Please tally the lines of the records that contain "true" and send back only the total.

START RECORDS FOR PROCESSING

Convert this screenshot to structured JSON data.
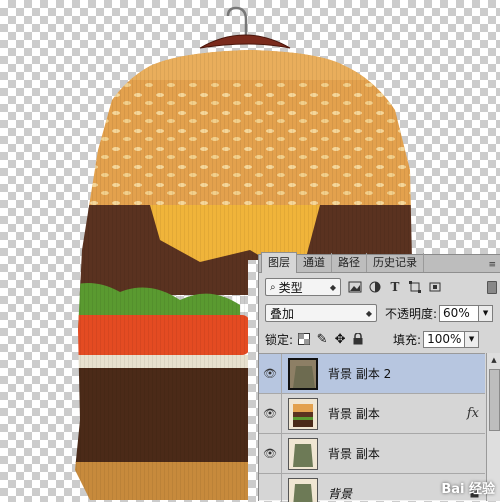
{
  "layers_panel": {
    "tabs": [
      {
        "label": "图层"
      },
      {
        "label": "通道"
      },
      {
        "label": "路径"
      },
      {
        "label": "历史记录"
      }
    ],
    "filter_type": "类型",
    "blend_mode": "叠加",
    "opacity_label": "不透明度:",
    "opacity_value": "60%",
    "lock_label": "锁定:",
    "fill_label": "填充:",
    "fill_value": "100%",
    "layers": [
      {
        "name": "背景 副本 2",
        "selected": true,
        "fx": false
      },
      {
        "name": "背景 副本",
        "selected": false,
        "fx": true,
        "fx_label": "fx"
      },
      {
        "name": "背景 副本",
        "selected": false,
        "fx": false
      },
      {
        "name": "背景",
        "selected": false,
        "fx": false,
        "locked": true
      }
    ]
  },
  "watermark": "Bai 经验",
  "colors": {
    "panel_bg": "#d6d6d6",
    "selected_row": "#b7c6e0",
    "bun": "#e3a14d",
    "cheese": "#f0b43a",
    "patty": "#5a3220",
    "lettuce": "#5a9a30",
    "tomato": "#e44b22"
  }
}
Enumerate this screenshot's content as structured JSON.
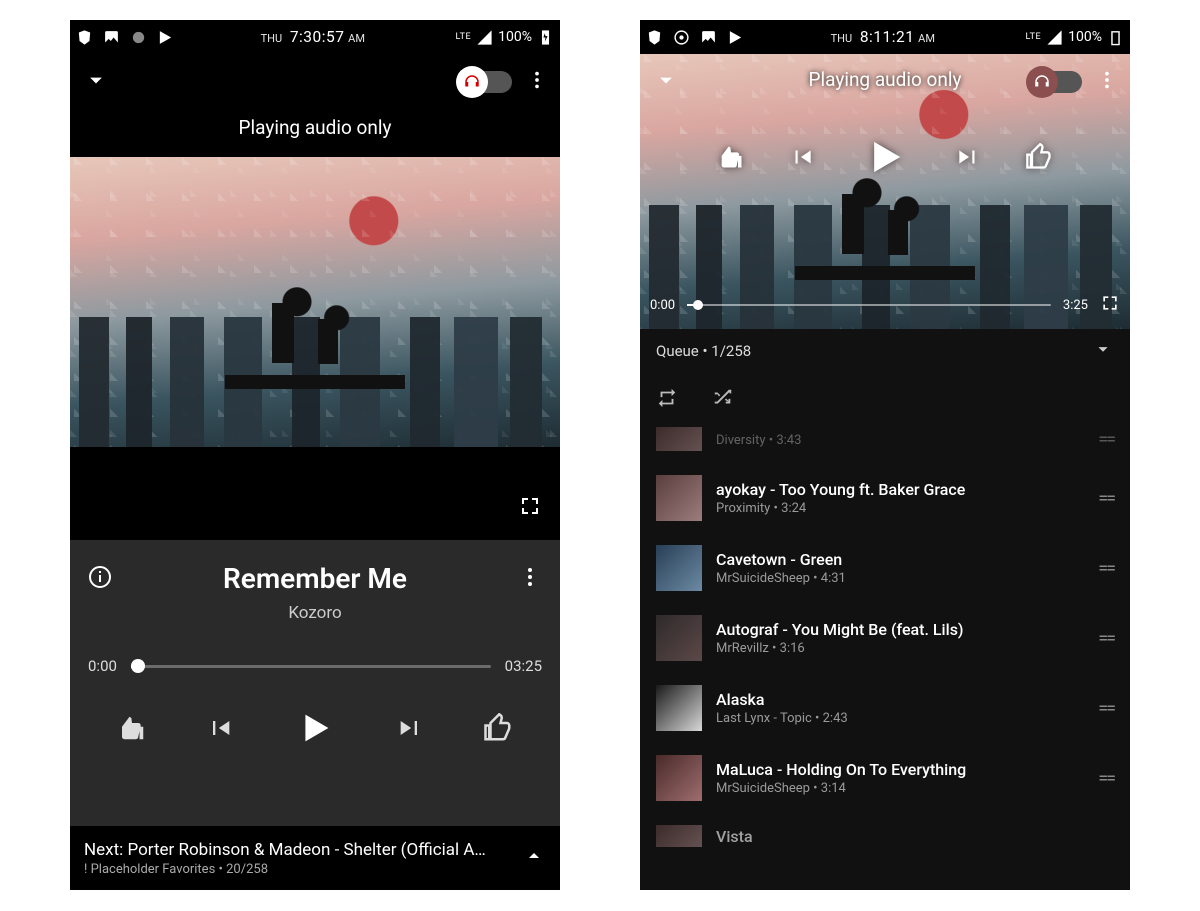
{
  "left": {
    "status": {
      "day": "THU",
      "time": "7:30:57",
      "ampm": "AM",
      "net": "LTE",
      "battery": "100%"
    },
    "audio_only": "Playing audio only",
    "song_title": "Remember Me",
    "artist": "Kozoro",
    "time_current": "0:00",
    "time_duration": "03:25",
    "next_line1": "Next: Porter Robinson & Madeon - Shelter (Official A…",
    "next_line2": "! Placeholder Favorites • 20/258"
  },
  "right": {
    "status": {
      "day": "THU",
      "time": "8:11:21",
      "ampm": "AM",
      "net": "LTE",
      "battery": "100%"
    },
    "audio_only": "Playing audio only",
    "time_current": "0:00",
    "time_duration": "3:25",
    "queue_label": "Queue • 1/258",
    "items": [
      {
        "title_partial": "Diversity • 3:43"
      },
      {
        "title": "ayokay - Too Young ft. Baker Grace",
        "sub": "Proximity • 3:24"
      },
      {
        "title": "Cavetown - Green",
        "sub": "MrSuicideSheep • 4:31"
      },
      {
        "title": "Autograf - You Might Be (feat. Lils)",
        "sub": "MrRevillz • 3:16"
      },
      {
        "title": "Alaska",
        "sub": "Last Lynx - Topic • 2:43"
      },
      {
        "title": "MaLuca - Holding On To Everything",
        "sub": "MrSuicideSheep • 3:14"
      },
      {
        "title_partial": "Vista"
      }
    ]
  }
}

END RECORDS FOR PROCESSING
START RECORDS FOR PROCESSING

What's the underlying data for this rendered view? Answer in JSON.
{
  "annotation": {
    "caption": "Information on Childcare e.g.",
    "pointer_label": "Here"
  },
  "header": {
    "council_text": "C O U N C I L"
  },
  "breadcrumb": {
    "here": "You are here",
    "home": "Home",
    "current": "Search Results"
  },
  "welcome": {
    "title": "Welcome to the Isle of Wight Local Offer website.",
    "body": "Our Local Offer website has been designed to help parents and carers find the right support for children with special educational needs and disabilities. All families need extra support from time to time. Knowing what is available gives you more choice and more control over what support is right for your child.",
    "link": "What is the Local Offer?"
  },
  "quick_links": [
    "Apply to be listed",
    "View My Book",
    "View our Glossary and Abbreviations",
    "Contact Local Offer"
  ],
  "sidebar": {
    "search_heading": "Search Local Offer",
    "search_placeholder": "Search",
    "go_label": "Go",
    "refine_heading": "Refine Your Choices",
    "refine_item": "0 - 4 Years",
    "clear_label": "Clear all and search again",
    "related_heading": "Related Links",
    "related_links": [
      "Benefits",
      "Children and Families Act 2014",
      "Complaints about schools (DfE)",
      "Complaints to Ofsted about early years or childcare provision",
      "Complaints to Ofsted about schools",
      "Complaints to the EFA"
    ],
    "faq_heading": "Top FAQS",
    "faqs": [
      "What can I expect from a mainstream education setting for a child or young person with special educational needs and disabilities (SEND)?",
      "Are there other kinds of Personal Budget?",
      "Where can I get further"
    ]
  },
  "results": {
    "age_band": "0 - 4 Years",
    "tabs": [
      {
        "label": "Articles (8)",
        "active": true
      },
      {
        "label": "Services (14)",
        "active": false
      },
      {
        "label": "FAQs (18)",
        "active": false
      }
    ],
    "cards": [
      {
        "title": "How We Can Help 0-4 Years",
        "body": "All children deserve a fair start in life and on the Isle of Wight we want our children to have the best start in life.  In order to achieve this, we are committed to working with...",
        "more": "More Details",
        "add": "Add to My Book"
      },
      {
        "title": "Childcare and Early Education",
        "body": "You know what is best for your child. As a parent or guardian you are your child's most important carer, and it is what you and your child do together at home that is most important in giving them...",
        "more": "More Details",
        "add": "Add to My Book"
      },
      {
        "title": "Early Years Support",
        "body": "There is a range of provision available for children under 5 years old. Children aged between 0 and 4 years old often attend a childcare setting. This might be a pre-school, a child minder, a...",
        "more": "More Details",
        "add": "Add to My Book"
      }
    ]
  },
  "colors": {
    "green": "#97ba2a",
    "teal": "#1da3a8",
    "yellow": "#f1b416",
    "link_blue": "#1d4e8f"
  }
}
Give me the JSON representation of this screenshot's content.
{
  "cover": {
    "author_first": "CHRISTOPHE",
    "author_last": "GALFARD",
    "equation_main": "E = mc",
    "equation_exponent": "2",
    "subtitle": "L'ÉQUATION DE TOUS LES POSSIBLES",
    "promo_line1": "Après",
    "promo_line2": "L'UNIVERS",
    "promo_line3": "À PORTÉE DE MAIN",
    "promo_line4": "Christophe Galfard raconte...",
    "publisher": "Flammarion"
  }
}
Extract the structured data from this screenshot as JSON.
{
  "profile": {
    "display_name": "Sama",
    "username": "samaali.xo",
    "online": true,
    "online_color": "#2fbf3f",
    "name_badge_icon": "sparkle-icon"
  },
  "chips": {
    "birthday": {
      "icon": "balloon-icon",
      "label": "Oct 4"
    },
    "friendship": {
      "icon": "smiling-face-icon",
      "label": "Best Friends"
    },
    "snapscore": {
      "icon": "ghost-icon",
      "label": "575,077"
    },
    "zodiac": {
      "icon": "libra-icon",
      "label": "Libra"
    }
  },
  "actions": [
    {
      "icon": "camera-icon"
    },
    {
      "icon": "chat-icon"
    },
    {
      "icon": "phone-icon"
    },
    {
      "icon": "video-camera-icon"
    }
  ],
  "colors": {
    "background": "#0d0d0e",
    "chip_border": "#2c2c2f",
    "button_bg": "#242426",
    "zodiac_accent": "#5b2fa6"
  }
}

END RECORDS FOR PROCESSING
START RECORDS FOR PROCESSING

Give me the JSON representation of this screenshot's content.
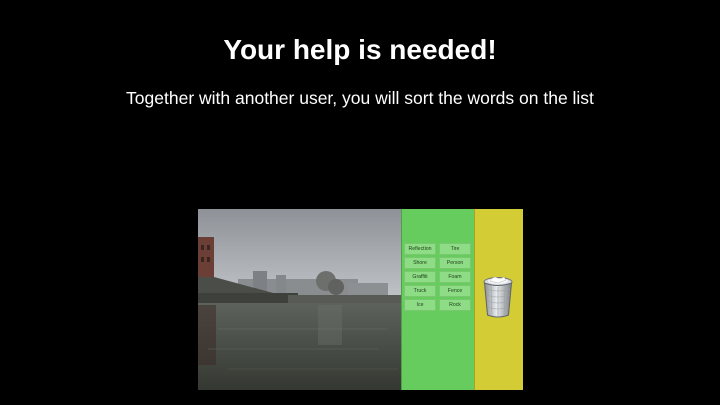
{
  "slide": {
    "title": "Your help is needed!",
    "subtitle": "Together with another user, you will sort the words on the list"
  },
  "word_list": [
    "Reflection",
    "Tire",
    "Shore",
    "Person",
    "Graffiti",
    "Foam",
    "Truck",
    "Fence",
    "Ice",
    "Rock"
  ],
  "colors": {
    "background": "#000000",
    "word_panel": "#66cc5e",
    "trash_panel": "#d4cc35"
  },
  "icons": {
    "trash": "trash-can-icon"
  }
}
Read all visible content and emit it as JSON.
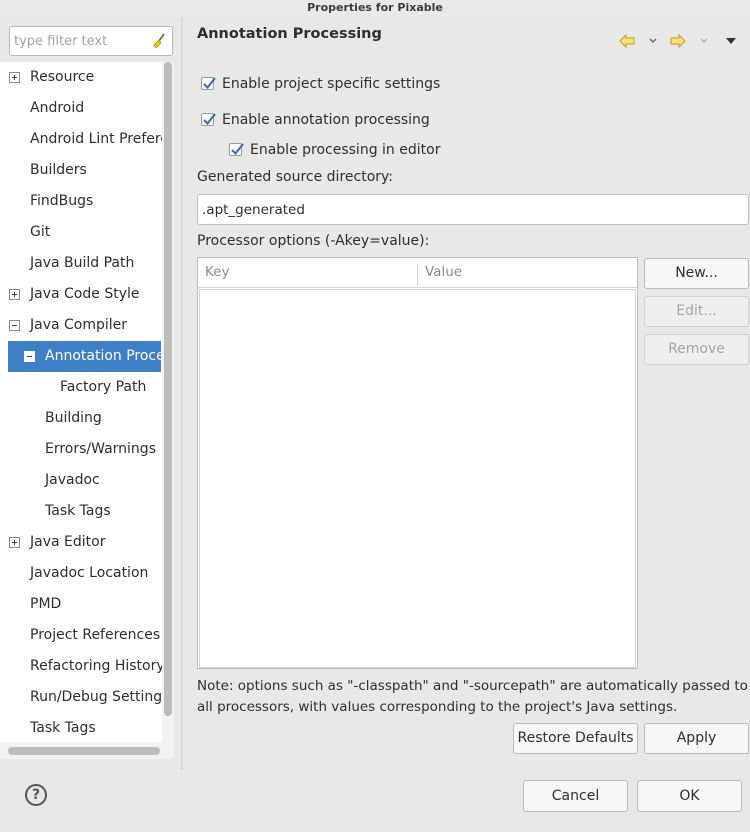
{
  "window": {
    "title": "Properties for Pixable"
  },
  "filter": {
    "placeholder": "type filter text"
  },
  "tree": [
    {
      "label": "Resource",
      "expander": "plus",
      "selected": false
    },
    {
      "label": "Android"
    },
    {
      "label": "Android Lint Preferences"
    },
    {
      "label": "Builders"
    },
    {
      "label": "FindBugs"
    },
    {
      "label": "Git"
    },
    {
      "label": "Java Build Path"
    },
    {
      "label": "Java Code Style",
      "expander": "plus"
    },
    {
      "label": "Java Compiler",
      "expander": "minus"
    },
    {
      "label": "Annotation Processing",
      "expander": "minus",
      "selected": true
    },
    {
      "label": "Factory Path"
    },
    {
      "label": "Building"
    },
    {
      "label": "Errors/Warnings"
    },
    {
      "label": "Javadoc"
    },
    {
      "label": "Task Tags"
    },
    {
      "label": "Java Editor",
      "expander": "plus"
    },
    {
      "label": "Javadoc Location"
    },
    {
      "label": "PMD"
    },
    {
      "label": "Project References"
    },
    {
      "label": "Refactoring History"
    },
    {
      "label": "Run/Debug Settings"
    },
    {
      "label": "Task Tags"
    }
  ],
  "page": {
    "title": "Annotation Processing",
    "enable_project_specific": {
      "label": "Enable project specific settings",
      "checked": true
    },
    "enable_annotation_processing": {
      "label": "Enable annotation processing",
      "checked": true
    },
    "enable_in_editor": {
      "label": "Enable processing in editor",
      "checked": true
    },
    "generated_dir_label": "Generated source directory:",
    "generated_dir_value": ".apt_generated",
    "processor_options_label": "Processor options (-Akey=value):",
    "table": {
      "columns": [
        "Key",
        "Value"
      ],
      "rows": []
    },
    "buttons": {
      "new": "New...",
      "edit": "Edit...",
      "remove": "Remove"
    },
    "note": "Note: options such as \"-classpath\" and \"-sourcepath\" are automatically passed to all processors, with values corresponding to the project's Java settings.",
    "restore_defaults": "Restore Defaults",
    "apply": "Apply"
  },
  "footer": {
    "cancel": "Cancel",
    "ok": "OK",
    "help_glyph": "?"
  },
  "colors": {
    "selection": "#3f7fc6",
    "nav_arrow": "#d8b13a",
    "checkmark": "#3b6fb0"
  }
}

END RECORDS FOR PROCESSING

* [RESPONSE TO THE TASK]: 9